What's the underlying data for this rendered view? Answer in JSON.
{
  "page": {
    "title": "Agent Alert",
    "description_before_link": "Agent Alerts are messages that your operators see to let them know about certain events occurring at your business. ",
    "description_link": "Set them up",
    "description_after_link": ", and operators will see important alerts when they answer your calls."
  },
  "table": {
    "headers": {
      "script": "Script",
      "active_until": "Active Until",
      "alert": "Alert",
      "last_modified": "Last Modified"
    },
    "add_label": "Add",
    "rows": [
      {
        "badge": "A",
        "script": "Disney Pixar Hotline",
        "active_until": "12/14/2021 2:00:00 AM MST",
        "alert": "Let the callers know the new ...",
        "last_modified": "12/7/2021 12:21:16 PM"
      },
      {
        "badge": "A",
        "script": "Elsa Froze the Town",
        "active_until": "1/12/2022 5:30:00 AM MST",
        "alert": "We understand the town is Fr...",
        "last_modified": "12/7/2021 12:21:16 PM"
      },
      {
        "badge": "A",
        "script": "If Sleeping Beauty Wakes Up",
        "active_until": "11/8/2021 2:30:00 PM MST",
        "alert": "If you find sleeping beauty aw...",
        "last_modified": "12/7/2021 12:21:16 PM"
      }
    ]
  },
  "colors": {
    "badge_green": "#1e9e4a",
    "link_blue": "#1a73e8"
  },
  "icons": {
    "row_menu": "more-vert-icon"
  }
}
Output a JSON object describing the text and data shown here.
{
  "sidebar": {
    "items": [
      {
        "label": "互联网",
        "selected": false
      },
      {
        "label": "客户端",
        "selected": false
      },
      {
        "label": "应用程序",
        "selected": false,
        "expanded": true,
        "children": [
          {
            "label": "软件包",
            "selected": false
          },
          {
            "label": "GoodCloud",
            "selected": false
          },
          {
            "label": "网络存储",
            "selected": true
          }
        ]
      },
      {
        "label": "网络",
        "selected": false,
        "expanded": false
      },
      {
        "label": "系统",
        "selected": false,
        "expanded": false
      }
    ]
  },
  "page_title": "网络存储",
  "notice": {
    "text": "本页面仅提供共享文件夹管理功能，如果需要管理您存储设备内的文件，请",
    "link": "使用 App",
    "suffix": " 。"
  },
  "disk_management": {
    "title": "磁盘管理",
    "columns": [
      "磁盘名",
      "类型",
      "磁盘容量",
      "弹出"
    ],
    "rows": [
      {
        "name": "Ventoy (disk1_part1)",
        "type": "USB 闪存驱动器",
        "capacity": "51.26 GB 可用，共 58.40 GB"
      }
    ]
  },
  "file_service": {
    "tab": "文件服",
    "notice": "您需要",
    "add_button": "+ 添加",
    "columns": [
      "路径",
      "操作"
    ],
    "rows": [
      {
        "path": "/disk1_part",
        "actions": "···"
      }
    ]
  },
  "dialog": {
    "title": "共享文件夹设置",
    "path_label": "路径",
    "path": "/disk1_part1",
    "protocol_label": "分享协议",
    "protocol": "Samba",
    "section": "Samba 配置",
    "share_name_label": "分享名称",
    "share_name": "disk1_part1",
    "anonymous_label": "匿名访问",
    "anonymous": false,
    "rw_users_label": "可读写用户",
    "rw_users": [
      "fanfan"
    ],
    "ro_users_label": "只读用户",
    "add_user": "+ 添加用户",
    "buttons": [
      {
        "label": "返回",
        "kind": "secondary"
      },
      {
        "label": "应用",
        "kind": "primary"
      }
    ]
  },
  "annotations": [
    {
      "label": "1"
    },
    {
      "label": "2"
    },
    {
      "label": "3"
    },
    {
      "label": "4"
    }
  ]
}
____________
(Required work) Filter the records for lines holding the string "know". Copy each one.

(Answer space)
    "description_before_link": "Agent Alerts are messages that your operators see to let them know about certain events occurring at your business. ",
        "alert": "Let the callers know the new ...",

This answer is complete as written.